And look! Some of us (ahem: Sophie, Alice, Nica) even created our own art objects for the machine. See, BMC staff are artists too.
Read more about the vending machine project here!
We’re one day away from the beginning of Session One, Twenty-Eleven and anxiously awaiting the arrival of this year’s first group of residents. In anticipation, I created this photo-montage of all the new vistors we’ve had at BMC this season!
Our collection of arrivals include a new dock that drifted to shore after surviving near biblical floods, seemingly abandoned by its owner. It has yet to be claimed – $100 or best offer.
Up shore, we’ve witnessed an unlikely attraction — one of our turkeys has found itself in a torrid love affair with our ground keeper’s pick up truck ((un)fortunately not visible in this picture). While we are in full support of this (why not?) his friends, it seems, are not. Here we spotted a necessary intervention.
In other news, a newborn fawn has been making public appearances, seemingly unfazed by the peculiar armor sported by staff members as they attempt to survive black fly attack. Our latest strategy is training the fawn to shame the flies away through passive resistance (but in a cute way).
See Bambi plotting.
It seems Bambi has won our battle (fingers crossed) and the last few days have been clear skies! GOODBYE BLACK FLIES, CATCH YA’ LATER! In celebration, we made our first trek of the season to Castle Rock. Anybody know how to get down from here? – Alanna Costelloe-Kuehn
This week we are very pleased to be hosting a growing network of the nonprofit groups that are working to keep the struggling communities within the Park afloat. This network was formed at Blue Mountain Center in 2009 under the thoughtful and professional guidance of BMC alum Andy Robinson (www.andyrobinsononline.com). Executive Directors and board members came together in 2009 out of anxiety and fear, looking for fundraising ideas. They left with a new notion of how collaboration and mutual support can help us maintain our work for Adirondack towns. The network was formed under the steady guidance of former BMC staffer Cali Brooks and the Adirondack Community Trust (www.generousact.org), which she now directs.
ANN Members Braving the Black Flies in 2009
This year ANN has grown and evolved. They met on Wednesday and Thursday to build bridges and generate new ways to support the work. On Friday they invited a larger group of nonprofit leaders to come to BMC for a day of training on communications and new media.

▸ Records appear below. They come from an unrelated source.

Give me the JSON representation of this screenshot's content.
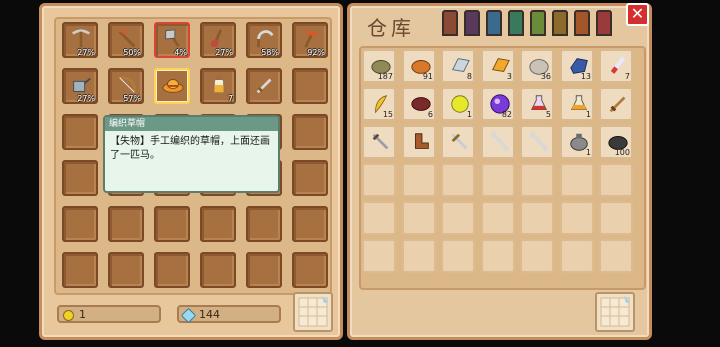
{
  "storage_title": "仓库",
  "tooltip": {
    "title": "编织草帽",
    "body": "【失物】手工编织的草帽，上面还画了一匹马。"
  },
  "currency": {
    "coins": "1",
    "gems": "144"
  },
  "tab_colors": [
    "#8c4a34",
    "#5a3a5c",
    "#3a6a8c",
    "#3a7a5c",
    "#6a8c3a",
    "#8c6a2a",
    "#a4562a",
    "#9a3a3a"
  ],
  "inventory": [
    {
      "icon": "pickaxe-icon",
      "label": "27%"
    },
    {
      "icon": "hoe-icon",
      "label": "50%"
    },
    {
      "icon": "axe-icon",
      "label": "4%",
      "red": true
    },
    {
      "icon": "shovel-icon",
      "label": "27%"
    },
    {
      "icon": "sickle-icon",
      "label": "58%"
    },
    {
      "icon": "hammer-icon",
      "label": "92%"
    },
    {
      "icon": "watering-can-icon",
      "label": "27%"
    },
    {
      "icon": "bow-icon",
      "label": "57%"
    },
    {
      "icon": "straw-hat-icon",
      "label": "",
      "selected": true
    },
    {
      "icon": "bottle-icon",
      "label": "7"
    },
    {
      "icon": "sword-icon",
      "label": ""
    }
  ],
  "storage_items": [
    {
      "icon": "stone-ore-icon",
      "label": "187"
    },
    {
      "icon": "copper-ore-icon",
      "label": "91"
    },
    {
      "icon": "silver-ingot-icon",
      "label": "8"
    },
    {
      "icon": "gold-ingot-icon",
      "label": "3"
    },
    {
      "icon": "rock-icon",
      "label": "36"
    },
    {
      "icon": "crystal-ore-icon",
      "label": "13"
    },
    {
      "icon": "potion-tube-icon",
      "label": "7"
    },
    {
      "icon": "feather-icon",
      "label": "15"
    },
    {
      "icon": "meat-icon",
      "label": "6"
    },
    {
      "icon": "yellow-orb-icon",
      "label": "1"
    },
    {
      "icon": "purple-orb-icon",
      "label": "82"
    },
    {
      "icon": "red-potion-icon",
      "label": "5"
    },
    {
      "icon": "orange-potion-icon",
      "label": "1"
    },
    {
      "icon": "wooden-sword-icon",
      "label": ""
    },
    {
      "icon": "iron-sword-icon",
      "label": ""
    },
    {
      "icon": "leather-boot-icon",
      "label": ""
    },
    {
      "icon": "steel-sword-icon",
      "label": ""
    },
    {
      "icon": "bone-icon",
      "label": ""
    },
    {
      "icon": "bone-icon",
      "label": ""
    },
    {
      "icon": "iron-pot-icon",
      "label": "1"
    },
    {
      "icon": "coal-icon",
      "label": "100"
    }
  ]
}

The latest census data has some very depressing numbers for Adirondack communities. Hamilton County itself lost over 10 percent of its population, the average age went up 11 years, and only 26% of houses in the area are occupied year-round. We at BMC are working to keep our towns afloat and help our neighbors explore new ideas and find inspiration (see www.indianlaketheater.org). We are also joining up with efforts to save the local fire department and resurrect the closed grocery store in Indian Lake. It’s a lot, but we’re working on it. - Ben